It is worth adding that in practice, in the central cities of Israel, even when the synagogues take care of the salary of the synagogue rabbi, it is usually a payment of a few thousand shekels, far from a salary that can sustain a family. In most cases, this amount is not enough for rent or mortgage in the central and large cities. Usually, they live there thanks to inheriting the apartment and help from their parents, and perhaps also thanks to the particularly successful work of the Rabbanit. There is nothing new about this, since for generations, rich families married their daughters off to rabbis, and provided for them. Incidentally, even rabbis of established neighborhoods do not earn more than teachers, and if instead of supervising the kashrut of restaurants or taking care of the eruv the rabbi of the synagogue teaches halakha in a primary or high school, in practice, his Torah level will be higher than that of the neighborhood rabbi, and his salary will also be higher.

The Concern of Appointing a Synagogue Rabbi

Indeed, many members of the Dati-Leumi (Religious-Nationalist) public are apprehensive about appointing a synagogue rabbi, lest he become arrogant, and pass harsh decrees on them. And when a rabbi is appointed, they try not to sit him in the front of the synagogue, lest he stir up disputes. And even when it comes to a rabbi who is a tzaddik and there is no concern he will stir up disputes, out of fear that the rabbi who comes after him will stir up disputes, they prefer he sit in the middle of the synagogue, and not the front.

In order to overcome the problem, it is necessary to define in advance that the rabbi’s role is to teach Torah, and answer questions. And in everything related to public affairs, the gabbi’s will decide, in consultation with the public. For example, will the ezrat nashim (women’s section) be in the back, or on the side? Will charity-seekers be allowed to speak in front of the worshippers? Can a woman give a sermon at a Bar Mitzvah, or not? Should we send an army to help Ukraine, or other countries in Africa? Will politicians from liberal streams be allowed to speak before the community? And how will the customs of different ethnic groups be intermixed?

In all of these matters, the public and the gabbai’s will decide according to what suits the community. Additionally, the rabbi of the synagogue should not intervene in debates about opening Talmud Torahs or more liberal schools. Every nuance has value, and the rabbi should see the good in all nuances.
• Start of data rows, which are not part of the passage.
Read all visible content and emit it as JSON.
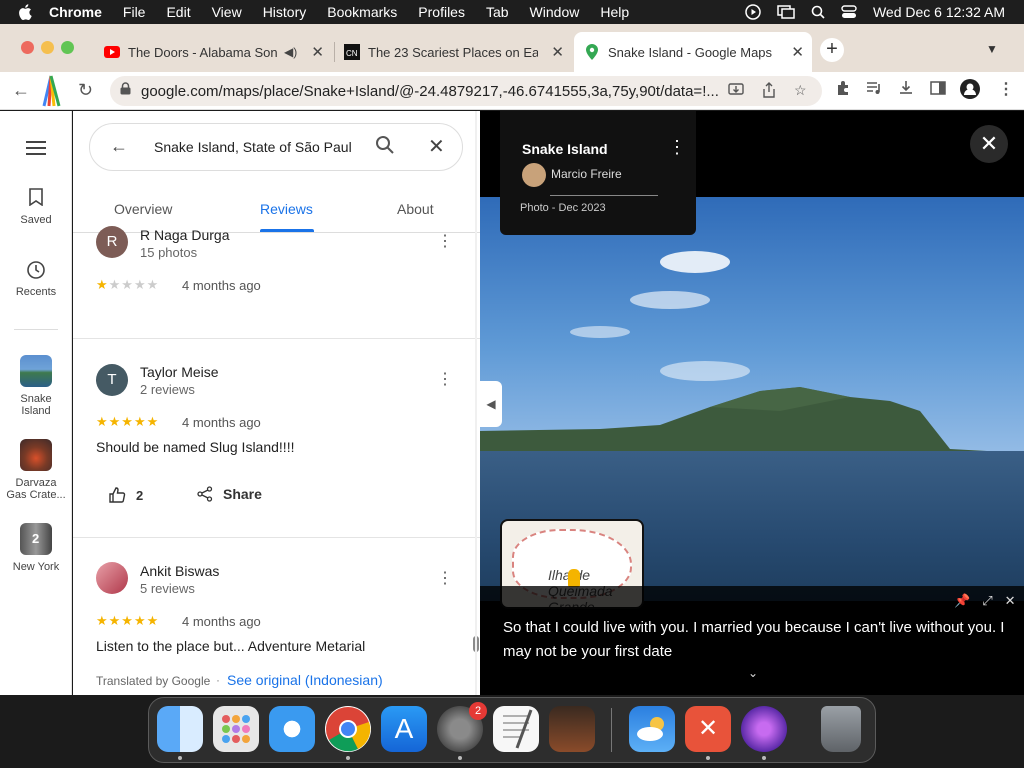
{
  "menubar": {
    "app": "Chrome",
    "items": [
      "File",
      "Edit",
      "View",
      "History",
      "Bookmarks",
      "Profiles",
      "Tab",
      "Window",
      "Help"
    ],
    "clock": "Wed Dec 6  12:32 AM"
  },
  "tabs": [
    {
      "title": "The Doors - Alabama Son",
      "favicon": "youtube-icon"
    },
    {
      "title": "The 23 Scariest Places on Ear",
      "favicon": "cnt-icon"
    },
    {
      "title": "Snake Island - Google Maps",
      "favicon": "maps-pin-icon"
    }
  ],
  "address": {
    "url": "google.com/maps/place/Snake+Island/@-24.4879217,-46.6741555,3a,75y,90t/data=!..."
  },
  "rail": {
    "saved": "Saved",
    "recents": "Recents",
    "places": [
      {
        "label": "Snake\nIsland"
      },
      {
        "label": "Darvaza\nGas Crate..."
      },
      {
        "label": "New York",
        "count": "2"
      }
    ]
  },
  "search": {
    "query": "Snake Island, State of São Paul"
  },
  "panel_tabs": {
    "overview": "Overview",
    "reviews": "Reviews",
    "about": "About"
  },
  "reviews": [
    {
      "initial": "R",
      "name": "R Naga Durga",
      "sub": "15 photos",
      "rating": 1,
      "time": "4 months ago"
    },
    {
      "initial": "T",
      "name": "Taylor Meise",
      "sub": "2 reviews",
      "rating": 5,
      "time": "4 months ago",
      "text": "Should be named Slug Island!!!!",
      "likes": "2",
      "share": "Share"
    },
    {
      "initial": "A",
      "name": "Ankit Biswas",
      "sub": "5 reviews",
      "rating": 5,
      "time": "4 months ago",
      "text": "Listen to the place but... Adventure Metarial",
      "translated": "Translated by Google",
      "see_original": "See original (Indonesian)"
    }
  ],
  "photo": {
    "place": "Snake Island",
    "author": "Marcio Freire",
    "date": "Photo - Dec 2023",
    "minimap_label": "Ilha de\nQueimada\nGrande"
  },
  "caption": {
    "text": "So that I could live with you. I married you because I can't live without you. I may not be your first date"
  },
  "dock": {
    "settings_badge": "2"
  }
}
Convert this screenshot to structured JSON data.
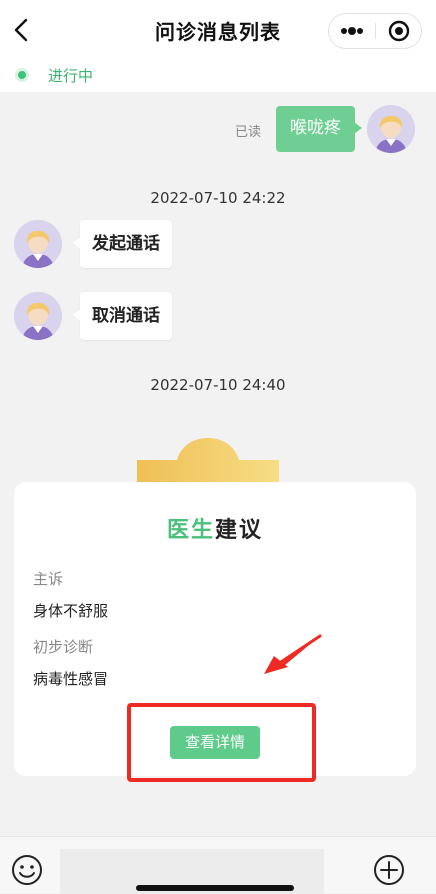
{
  "nav": {
    "title": "问诊消息列表"
  },
  "status": {
    "text": "进行中"
  },
  "messages": {
    "mine": {
      "read_label": "已读",
      "text": "喉咙疼"
    },
    "time1": "2022-07-10 24:22",
    "incoming": [
      {
        "text": "发起通话"
      },
      {
        "text": "取消通话"
      }
    ],
    "time2": "2022-07-10 24:40"
  },
  "card": {
    "title_green": "医生",
    "title_dark": "建议",
    "complaint_label": "主诉",
    "complaint_value": "身体不舒服",
    "diagnosis_label": "初步诊断",
    "diagnosis_value": "病毒性感冒",
    "detail_button": "查看详情"
  },
  "input": {
    "placeholder": ""
  },
  "colors": {
    "accent_green": "#6fcf93",
    "status_green": "#3fc27a",
    "highlight_red": "#ee2b22",
    "deco_gold": "#f0c45c"
  },
  "icons": {
    "back": "chevron-left-icon",
    "more": "more-dots-icon",
    "close": "target-close-icon",
    "emoji": "smiley-icon",
    "plus": "plus-circle-icon"
  }
}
Concern exists that there will be rabbis who will say: if I don’t have the power to act to establish a Talmud Torah, to send the army to Ukraine, to promote feminism, or to warn about the neo-reformers – then, what use do I have in the rabbinate?! Indeed, such people are not suitable for the position of the rabbinate. Their place of activity is in the public, or political arena.

Rabbis who teach Torah, and strengthen the truth and goodness – to honor them, it is appropriate to seat them in the front of the synagogue, and this will give them the strength to add goodness and blessings. And the more such rabbis are respected, even without a salary, the status of the Torah will rise, and in the end, the official rabbis will also have to follow their path.

This article appears in the ‘Besheva’ newspaper and was translated from Hebrew.